(What is being asked):
Return the listing exactly as it appears, but strip out the images.

(The data):
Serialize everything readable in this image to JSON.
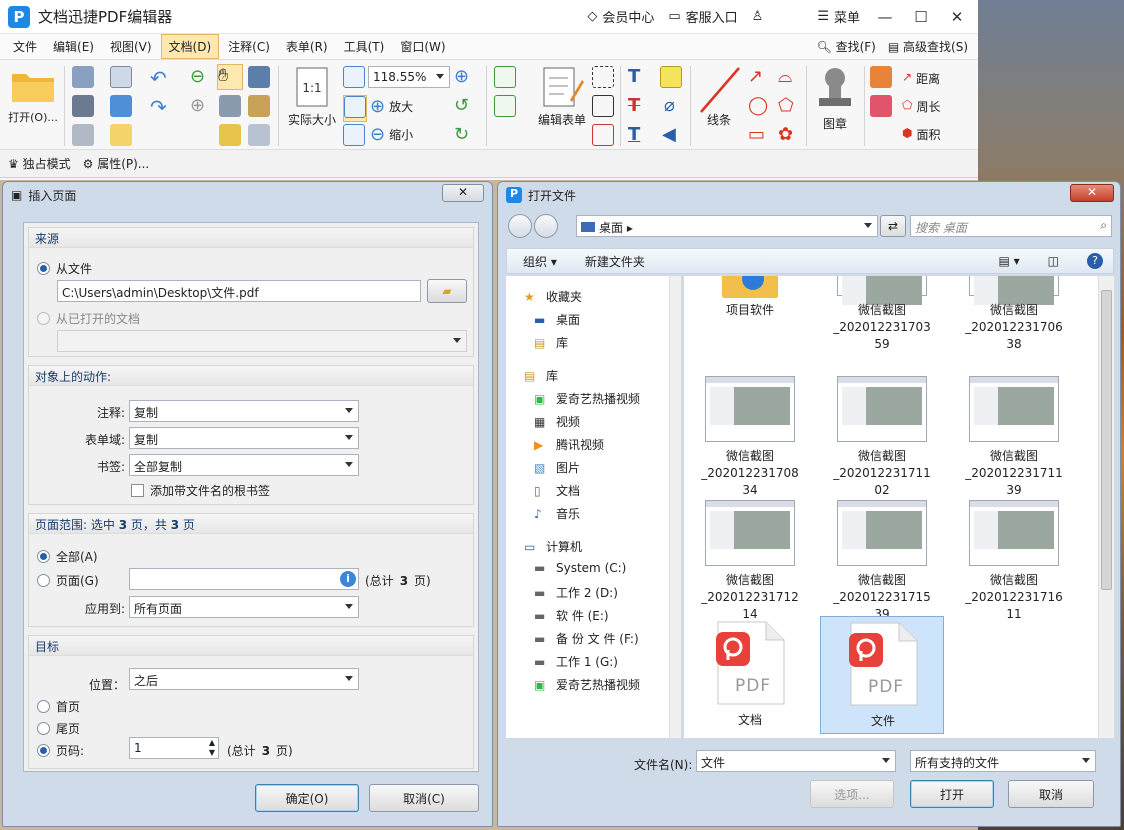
{
  "app": {
    "title": "文档迅捷PDF编辑器",
    "vip": "会员中心",
    "service": "客服入口",
    "menu_label": "菜单"
  },
  "menubar": {
    "items": [
      "文件",
      "编辑(E)",
      "视图(V)",
      "文档(D)",
      "注释(C)",
      "表单(R)",
      "工具(T)",
      "窗口(W)"
    ],
    "active_index": 3,
    "find": "查找(F)",
    "adv_find": "高级查找(S)"
  },
  "ribbon": {
    "open": "打开(O)...",
    "actual_size": "实际大小",
    "zoom": "118.55%",
    "zoom_in": "放大",
    "zoom_out": "缩小",
    "edit_form": "编辑表单",
    "line": "线条",
    "stamp": "图章",
    "distance": "距离",
    "perimeter": "周长",
    "area": "面积"
  },
  "subbar": {
    "exclusive": "独占模式",
    "properties": "属性(P)..."
  },
  "insert_dialog": {
    "title": "插入页面",
    "source": {
      "header": "来源",
      "from_file": "从文件",
      "path": "C:\\Users\\admin\\Desktop\\文件.pdf",
      "from_opened": "从已打开的文档"
    },
    "actions": {
      "header": "对象上的动作:",
      "annot_label": "注释:",
      "annot_value": "复制",
      "form_label": "表单域:",
      "form_value": "复制",
      "bookmark_label": "书签:",
      "bookmark_value": "全部复制",
      "add_root": "添加带文件名的根书签"
    },
    "range": {
      "header_a": "页面范围: 选中 ",
      "sel": "3",
      "header_b": " 页，共 ",
      "total": "3",
      "header_c": " 页",
      "all": "全部(A)",
      "pages": "页面(G)",
      "pages_total_a": "(总计 ",
      "pages_total_b": "3",
      "pages_total_c": " 页)",
      "apply_label": "应用到:",
      "apply_value": "所有页面"
    },
    "target": {
      "header": "目标",
      "pos_label": "位置：",
      "pos_value": "之后",
      "first": "首页",
      "last": "尾页",
      "pageno": "页码:",
      "pageno_value": "1",
      "total_a": "(总计 ",
      "total_b": "3",
      "total_c": " 页)"
    },
    "ok": "确定(O)",
    "cancel": "取消(C)"
  },
  "open_dialog": {
    "title": "打开文件",
    "address": "桌面",
    "search_placeholder": "搜索 桌面",
    "organize": "组织",
    "new_folder": "新建文件夹",
    "nav": [
      {
        "label": "收藏夹",
        "icon": "star-icon",
        "level": 0
      },
      {
        "label": "桌面",
        "icon": "desktop-icon",
        "level": 1
      },
      {
        "label": "库",
        "icon": "library-icon",
        "level": 1
      },
      {
        "label": "库",
        "icon": "library-icon",
        "level": 0
      },
      {
        "label": "爱奇艺热播视频",
        "icon": "iqiyi-icon",
        "level": 1
      },
      {
        "label": "视频",
        "icon": "video-icon",
        "level": 1
      },
      {
        "label": "腾讯视频",
        "icon": "tencent-video-icon",
        "level": 1
      },
      {
        "label": "图片",
        "icon": "picture-icon",
        "level": 1
      },
      {
        "label": "文档",
        "icon": "document-icon",
        "level": 1
      },
      {
        "label": "音乐",
        "icon": "music-icon",
        "level": 1
      },
      {
        "label": "计算机",
        "icon": "computer-icon",
        "level": 0
      },
      {
        "label": "System (C:)",
        "icon": "drive-icon",
        "level": 1
      },
      {
        "label": "工作 2 (D:)",
        "icon": "drive-icon",
        "level": 1
      },
      {
        "label": "软 件 (E:)",
        "icon": "drive-icon",
        "level": 1
      },
      {
        "label": "备 份 文 件 (F:)",
        "icon": "drive-icon",
        "level": 1
      },
      {
        "label": "工作 1 (G:)",
        "icon": "drive-icon",
        "level": 1
      },
      {
        "label": "爱奇艺热播视频",
        "icon": "iqiyi-icon",
        "level": 1
      }
    ],
    "files": [
      {
        "name1": "项目软件",
        "name2": "",
        "name3": "",
        "kind": "folder"
      },
      {
        "name1": "微信截图",
        "name2": "_202012231703",
        "name3": "59",
        "kind": "shot"
      },
      {
        "name1": "微信截图",
        "name2": "_202012231706",
        "name3": "38",
        "kind": "shot"
      },
      {
        "name1": "微信截图",
        "name2": "_202012231708",
        "name3": "34",
        "kind": "shot"
      },
      {
        "name1": "微信截图",
        "name2": "_202012231711",
        "name3": "02",
        "kind": "shot"
      },
      {
        "name1": "微信截图",
        "name2": "_202012231711",
        "name3": "39",
        "kind": "shot"
      },
      {
        "name1": "微信截图",
        "name2": "_202012231712",
        "name3": "14",
        "kind": "shot"
      },
      {
        "name1": "微信截图",
        "name2": "_202012231715",
        "name3": "39",
        "kind": "shot"
      },
      {
        "name1": "微信截图",
        "name2": "_202012231716",
        "name3": "11",
        "kind": "shot"
      },
      {
        "name1": "文档",
        "name2": "",
        "name3": "",
        "kind": "pdf"
      },
      {
        "name1": "文件",
        "name2": "",
        "name3": "",
        "kind": "pdf",
        "selected": true
      }
    ],
    "filename_label": "文件名(N):",
    "filename_value": "文件",
    "filter_value": "所有支持的文件",
    "options": "选项...",
    "open": "打开",
    "cancel": "取消",
    "pdf_text": "PDF"
  },
  "colors": {
    "accent": "#2a5ea8",
    "pdf_red": "#e8413c",
    "selection": "#cde4fa"
  }
}
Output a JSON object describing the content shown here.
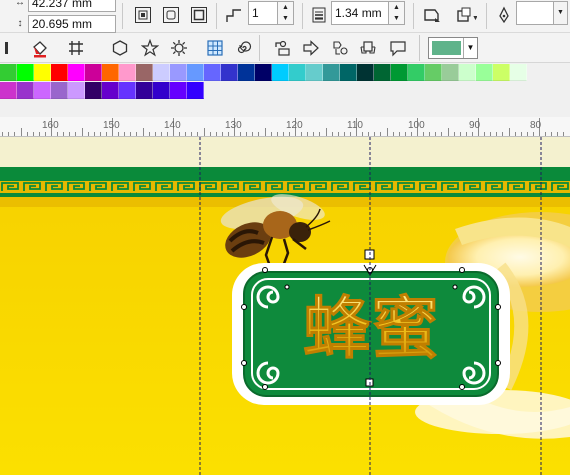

(Answer space):
Serialize everything readable in this image to JSON.
{
  "app": {
    "title": "文档迅捷PDF编辑器",
    "vip": "会员中心",
    "service": "客服入口",
    "menu_label": "菜单"
  },
  "menubar": {
    "items": [
      "文件",
      "编辑(E)",
      "视图(V)",
      "文档(D)",
      "注释(C)",
      "表单(R)",
      "工具(T)",
      "窗口(W)"
    ],
    "active_index": 3,
    "find": "查找(F)",
    "adv_find": "高级查找(S)"
  },
  "ribbon": {
    "open": "打开(O)...",
    "actual_size": "实际大小",
    "zoom": "118.55%",
    "zoom_in": "放大",
    "zoom_out": "缩小",
    "edit_form": "编辑表单",
    "line": "线条",
    "stamp": "图章",
    "distance": "距离",
    "perimeter": "周长",
    "area": "面积"
  },
  "subbar": {
    "exclusive": "独占模式",
    "properties": "属性(P)..."
  },
  "insert_dialog": {
    "title": "插入页面",
    "source": {
      "header": "来源",
      "from_file": "从文件",
      "path": "C:\\Users\\admin\\Desktop\\文件.pdf",
      "from_opened": "从已打开的文档"
    },
    "actions": {
      "header": "对象上的动作:",
      "annot_label": "注释:",
      "annot_value": "复制",
      "form_label": "表单域:",
      "form_value": "复制",
      "bookmark_label": "书签:",
      "bookmark_value": "全部复制",
      "add_root": "添加带文件名的根书签"
    },
    "range": {
      "header_a": "页面范围: 选中 ",
      "sel": "3",
      "header_b": " 页，共 ",
      "total": "3",
      "header_c": " 页",
      "all": "全部(A)",
      "pages": "页面(G)",
      "pages_total_a": "(总计 ",
      "pages_total_b": "3",
      "pages_total_c": " 页)",
      "apply_label": "应用到:",
      "apply_value": "所有页面"
    },
    "target": {
      "header": "目标",
      "pos_label": "位置：",
      "pos_value": "之后",
      "first": "首页",
      "last": "尾页",
      "pageno": "页码:",
      "pageno_value": "1",
      "total_a": "(总计 ",
      "total_b": "3",
      "total_c": " 页)"
    },
    "ok": "确定(O)",
    "cancel": "取消(C)"
  },
  "open_dialog": {
    "title": "打开文件",
    "address": "桌面",
    "search_placeholder": "搜索 桌面",
    "organize": "组织",
    "new_folder": "新建文件夹",
    "nav": [
      {
        "label": "收藏夹",
        "icon": "star-icon",
        "level": 0
      },
      {
        "label": "桌面",
        "icon": "desktop-icon",
        "level": 1
      },
      {
        "label": "库",
        "icon": "library-icon",
        "level": 1
      },
      {
        "label": "库",
        "icon": "library-icon",
        "level": 0
      },
      {
        "label": "爱奇艺热播视频",
        "icon": "iqiyi-icon",
        "level": 1
      },
      {
        "label": "视频",
        "icon": "video-icon",
        "level": 1
      },
      {
        "label": "腾讯视频",
        "icon": "tencent-video-icon",
        "level": 1
      },
      {
        "label": "图片",
        "icon": "picture-icon",
        "level": 1
      },
      {
        "label": "文档",
        "icon": "document-icon",
        "level": 1
      },
      {
        "label": "音乐",
        "icon": "music-icon",
        "level": 1
      },
      {
        "label": "计算机",
        "icon": "computer-icon",
        "level": 0
      },
      {
        "label": "System (C:)",
        "icon": "drive-icon",
        "level": 1
      },
      {
        "label": "工作 2 (D:)",
        "icon": "drive-icon",
        "level": 1
      },
      {
        "label": "软 件 (E:)",
        "icon": "drive-icon",
        "level": 1
      },
      {
        "label": "备 份 文 件 (F:)",
        "icon": "drive-icon",
        "level": 1
      },
      {
        "label": "工作 1 (G:)",
        "icon": "drive-icon",
        "level": 1
      },
      {
        "label": "爱奇艺热播视频",
        "icon": "iqiyi-icon",
        "level": 1
      }
    ],
    "files": [
      {
        "name1": "项目软件",
        "name2": "",
        "name3": "",
        "kind": "folder"
      },
      {
        "name1": "微信截图",
        "name2": "_202012231703",
        "name3": "59",
        "kind": "shot"
      },
      {
        "name1": "微信截图",
        "name2": "_202012231706",
        "name3": "38",
        "kind": "shot"
      },
      {
        "name1": "微信截图",
        "name2": "_202012231708",
        "name3": "34",
        "kind": "shot"
      },
      {
        "name1": "微信截图",
        "name2": "_202012231711",
        "name3": "02",
        "kind": "shot"
      },
      {
        "name1": "微信截图",
        "name2": "_202012231711",
        "name3": "39",
        "kind": "shot"
      },
      {
        "name1": "微信截图",
        "name2": "_202012231712",
        "name3": "14",
        "kind": "shot"
      },
      {
        "name1": "微信截图",
        "name2": "_202012231715",
        "name3": "39",
        "kind": "shot"
      },
      {
        "name1": "微信截图",
        "name2": "_202012231716",
        "name3": "11",
        "kind": "shot"
      },
      {
        "name1": "文档",
        "name2": "",
        "name3": "",
        "kind": "pdf"
      },
      {
        "name1": "文件",
        "name2": "",
        "name3": "",
        "kind": "pdf",
        "selected": true
      }
    ],
    "filename_label": "文件名(N):",
    "filename_value": "文件",
    "filter_value": "所有支持的文件",
    "options": "选项...",
    "open": "打开",
    "cancel": "取消",
    "pdf_text": "PDF"
  },
  "colors": {
    "accent": "#2a5ea8",
    "pdf_red": "#e8413c",
    "selection": "#cde4fa"
  }
}
Output a JSON object describing the content shown here.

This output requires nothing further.